'''
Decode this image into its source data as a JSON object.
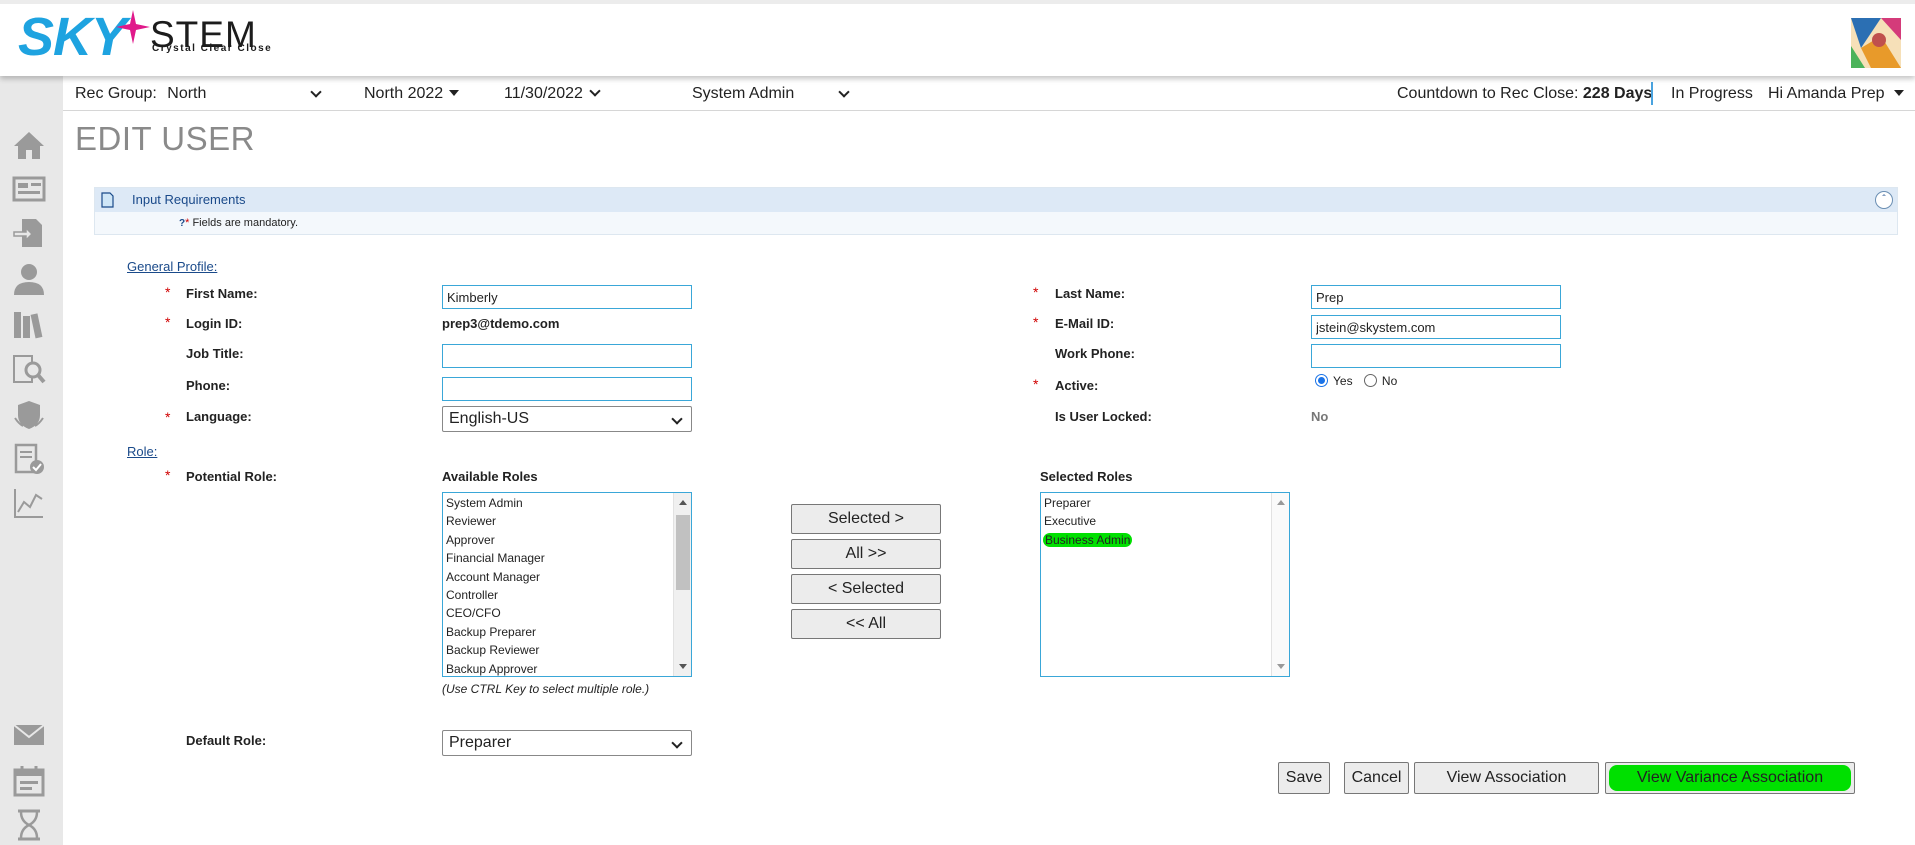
{
  "brand": {
    "logo_sky": "SKY",
    "logo_stem": "STEM",
    "tagline": "Crystal Clear Close"
  },
  "topbar": {
    "rec_group_label": "Rec Group:",
    "rec_group_value": "North",
    "period": "North 2022",
    "date": "11/30/2022",
    "role": "System Admin",
    "countdown_label": "Countdown to Rec Close:",
    "countdown_value": "228 Days",
    "status": "In Progress",
    "greeting": "Hi Amanda Prep"
  },
  "page": {
    "title": "EDIT USER"
  },
  "requirements": {
    "title": "Input Requirements",
    "help_glyph": "?",
    "star": "*",
    "note": "Fields are mandatory."
  },
  "general_profile": {
    "section_label": "General Profile:",
    "first_name_label": "First Name:",
    "first_name_value": "Kimberly",
    "last_name_label": "Last Name:",
    "last_name_value": "Prep",
    "login_id_label": "Login ID:",
    "login_id_value": "prep3@tdemo.com",
    "email_label": "E-Mail ID:",
    "email_value": "jstein@skystem.com",
    "job_title_label": "Job Title:",
    "job_title_value": "",
    "work_phone_label": "Work Phone:",
    "work_phone_value": "",
    "phone_label": "Phone:",
    "phone_value": "",
    "active_label": "Active:",
    "active_yes": "Yes",
    "active_no": "No",
    "active_selected": "Yes",
    "language_label": "Language:",
    "language_value": "English-US",
    "locked_label": "Is User Locked:",
    "locked_value": "No"
  },
  "roles": {
    "section_label": "Role:",
    "potential_label": "Potential Role:",
    "available_label": "Available Roles",
    "selected_label": "Selected Roles",
    "available": [
      "System Admin",
      "Reviewer",
      "Approver",
      "Financial Manager",
      "Account Manager",
      "Controller",
      "CEO/CFO",
      "Backup Preparer",
      "Backup Reviewer",
      "Backup Approver"
    ],
    "selected": [
      "Preparer",
      "Executive",
      "Business Admin"
    ],
    "hint": "(Use CTRL Key to select multiple role.)",
    "btn_selected": "Selected >",
    "btn_all": "All >>",
    "btn_unselected": "< Selected",
    "btn_unall": "<< All",
    "default_role_label": "Default Role:",
    "default_role_value": "Preparer"
  },
  "actions": {
    "save": "Save",
    "cancel": "Cancel",
    "view_association": "View Association",
    "view_variance_association": "View Variance Association"
  },
  "colors": {
    "brand_blue": "#1ea3e0",
    "accent_magenta": "#e0198a",
    "required_red": "#d00000",
    "link_blue": "#1a4a8a",
    "highlight_green": "#00e000"
  }
}
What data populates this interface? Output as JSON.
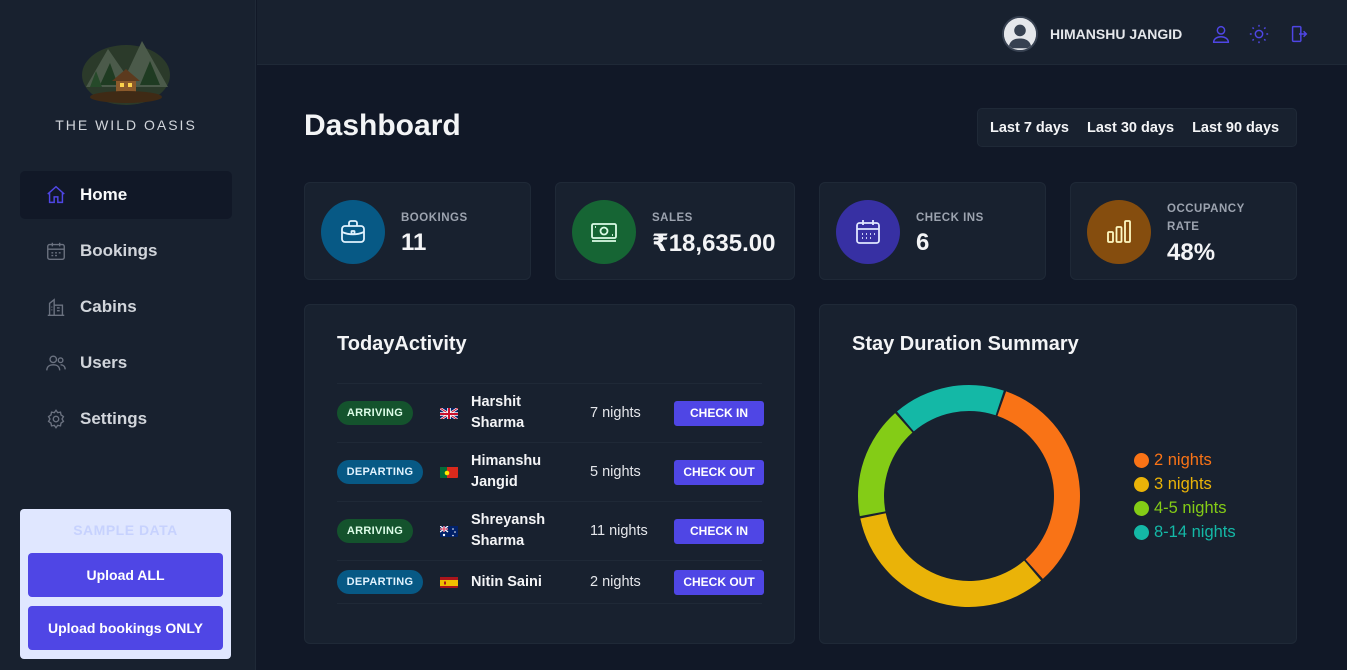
{
  "brand": {
    "name": "THE WILD OASIS"
  },
  "sidebar": {
    "items": [
      {
        "label": "Home",
        "icon": "home-icon",
        "active": true
      },
      {
        "label": "Bookings",
        "icon": "calendar-icon",
        "active": false
      },
      {
        "label": "Cabins",
        "icon": "cabin-icon",
        "active": false
      },
      {
        "label": "Users",
        "icon": "users-icon",
        "active": false
      },
      {
        "label": "Settings",
        "icon": "gear-icon",
        "active": false
      }
    ],
    "sample": {
      "title": "SAMPLE DATA",
      "upload_all": "Upload ALL",
      "upload_bookings": "Upload bookings ONLY"
    }
  },
  "header": {
    "user_name": "HIMANSHU JANGID",
    "icons": [
      "user-icon",
      "sun-icon",
      "logout-icon"
    ]
  },
  "main": {
    "title": "Dashboard",
    "filters": [
      "Last 7 days",
      "Last 30 days",
      "Last 90 days"
    ],
    "stats": [
      {
        "label": "BOOKINGS",
        "value": "11",
        "color": "#075985",
        "icon": "briefcase-icon"
      },
      {
        "label": "SALES",
        "value": "₹18,635.00",
        "color": "#166534",
        "icon": "banknotes-icon"
      },
      {
        "label": "CHECK INS",
        "value": "6",
        "color": "#3730a3",
        "icon": "calendar-days-icon"
      },
      {
        "label": "OCCUPANCY",
        "label2": "RATE",
        "value": "48%",
        "color": "#854d0e",
        "icon": "chart-bar-icon"
      }
    ],
    "activity": {
      "title": "TodayActivity",
      "rows": [
        {
          "status": "ARRIVING",
          "flag": "gb",
          "guest_first": "Harshit",
          "guest_last": "Sharma",
          "nights": "7 nights",
          "action": "CHECK IN"
        },
        {
          "status": "DEPARTING",
          "flag": "pt",
          "guest_first": "Himanshu",
          "guest_last": "Jangid",
          "nights": "5 nights",
          "action": "CHECK OUT"
        },
        {
          "status": "ARRIVING",
          "flag": "au",
          "guest_first": "Shreyansh",
          "guest_last": "Sharma",
          "nights": "11 nights",
          "action": "CHECK IN"
        },
        {
          "status": "DEPARTING",
          "flag": "es",
          "guest_first": "Nitin Saini",
          "guest_last": "",
          "nights": "2 nights",
          "action": "CHECK OUT"
        }
      ]
    },
    "duration": {
      "title": "Stay Duration Summary"
    }
  },
  "chart_data": {
    "type": "pie",
    "title": "Stay Duration Summary",
    "categories": [
      "2 nights",
      "3 nights",
      "4-5 nights",
      "8-14 nights"
    ],
    "values": [
      4,
      4,
      2,
      2
    ],
    "colors": [
      "#f97316",
      "#eab308",
      "#84cc16",
      "#14b8a6"
    ],
    "legend": "right"
  }
}
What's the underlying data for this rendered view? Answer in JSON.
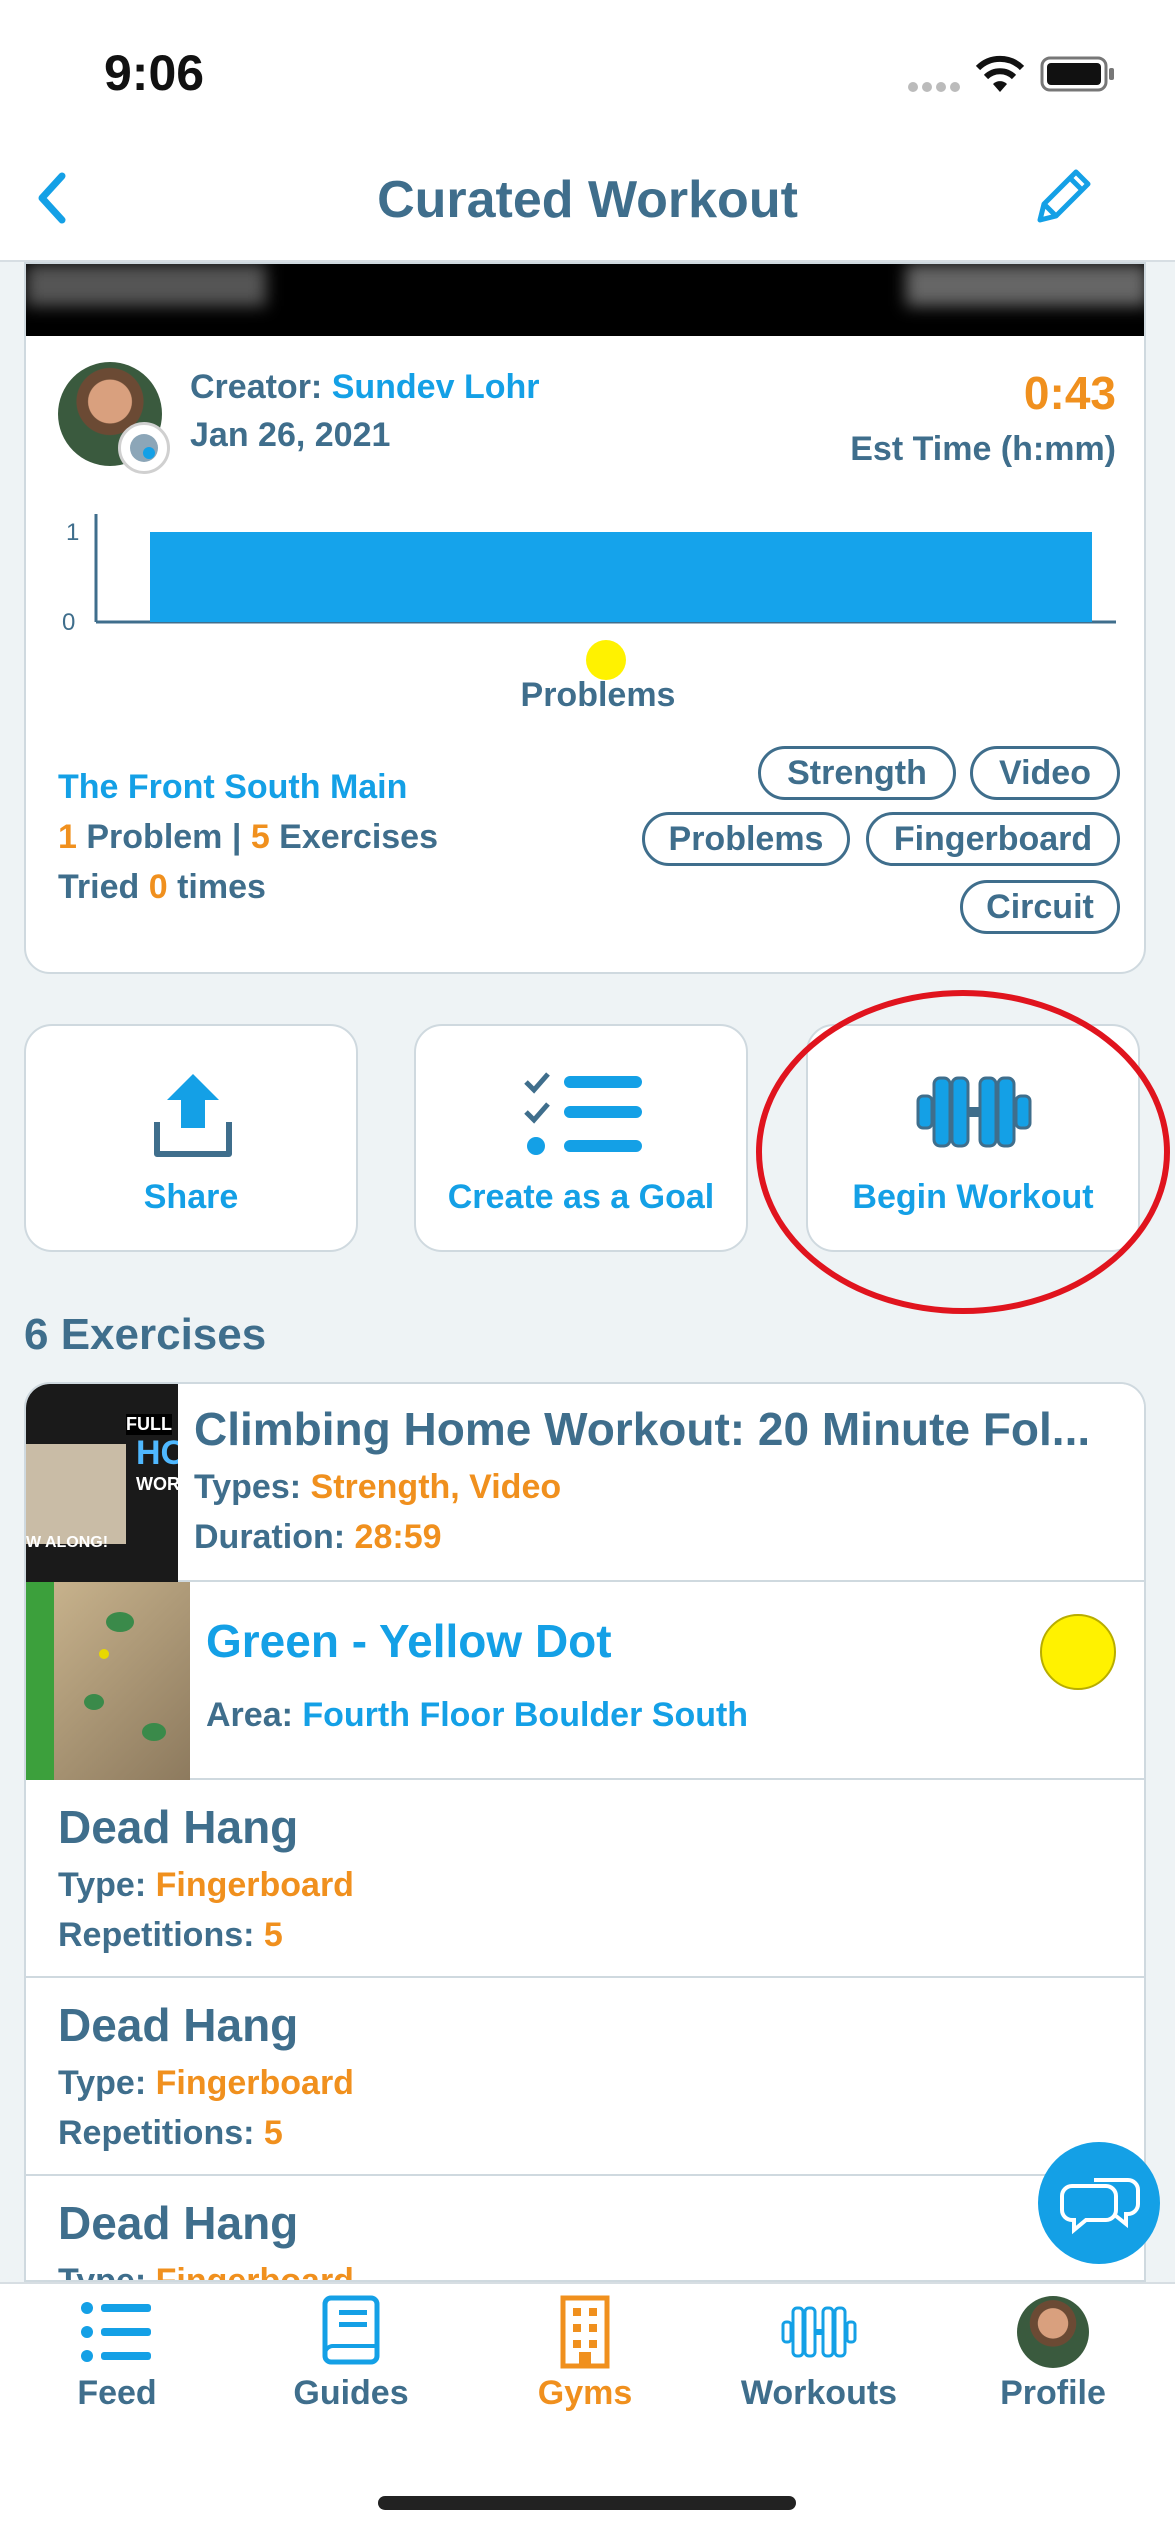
{
  "status": {
    "time": "9:06"
  },
  "nav": {
    "title": "Curated Workout"
  },
  "workout": {
    "creator_prefix": "Creator: ",
    "creator_name": "Sundev Lohr",
    "date": "Jan 26, 2021",
    "est_time": "0:43",
    "est_time_label": "Est Time (h:mm)",
    "gym": "The Front South Main",
    "problem_count": "1",
    "problem_label": " Problem | ",
    "exercise_count": "5",
    "exercise_label": " Exercises",
    "tried_prefix": "Tried ",
    "tried_count": "0",
    "tried_suffix": " times",
    "tags": [
      "Strength",
      "Video",
      "Problems",
      "Fingerboard",
      "Circuit"
    ]
  },
  "chart_data": {
    "type": "bar",
    "categories": [
      ""
    ],
    "values": [
      1
    ],
    "xlabel": "Problems",
    "ylabel": "",
    "ylim": [
      0,
      1
    ],
    "yticks": [
      "1",
      "0"
    ],
    "colors": {
      "bar": "#15a3eb",
      "marker": "#fff200"
    }
  },
  "actions": {
    "share": "Share",
    "goal": "Create as a Goal",
    "begin": "Begin Workout"
  },
  "exercises": {
    "heading": "6 Exercises",
    "items": [
      {
        "title": "Climbing Home Workout: 20 Minute Fol...",
        "l1_key": "Types: ",
        "l1_val": "Strength, Video",
        "l2_key": "Duration: ",
        "l2_val": "28:59",
        "thumb_text_1": "FULL",
        "thumb_text_2": "HO",
        "thumb_text_3": "WORK",
        "thumb_text_4": "W ALONG!"
      },
      {
        "title": "Green - Yellow Dot",
        "l1_key": "Area: ",
        "l1_val": "Fourth Floor Boulder South"
      },
      {
        "title": "Dead Hang",
        "l1_key": "Type: ",
        "l1_val": "Fingerboard",
        "l2_key": "Repetitions: ",
        "l2_val": "5"
      },
      {
        "title": "Dead Hang",
        "l1_key": "Type: ",
        "l1_val": "Fingerboard",
        "l2_key": "Repetitions: ",
        "l2_val": "5"
      },
      {
        "title": "Dead Hang",
        "l1_key": "Type: ",
        "l1_val": "Fingerboard"
      }
    ]
  },
  "tabs": [
    {
      "label": "Feed",
      "icon": "list-icon"
    },
    {
      "label": "Guides",
      "icon": "book-icon"
    },
    {
      "label": "Gyms",
      "icon": "building-icon"
    },
    {
      "label": "Workouts",
      "icon": "dumbbell-icon"
    },
    {
      "label": "Profile",
      "icon": "avatar"
    }
  ],
  "colors": {
    "accent": "#14a0e6",
    "orange": "#f0901e",
    "text": "#3f6e8c",
    "highlight_ring": "#e0141e"
  }
}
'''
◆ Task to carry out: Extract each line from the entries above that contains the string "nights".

◆ Result:
          "nights": "7 nights",
          "nights": "5 nights",
          "nights": "11 nights",
          "nights": "2 nights",
      "2 nights",
      "3 nights",
      "4-5 nights",
      "8-14 nights"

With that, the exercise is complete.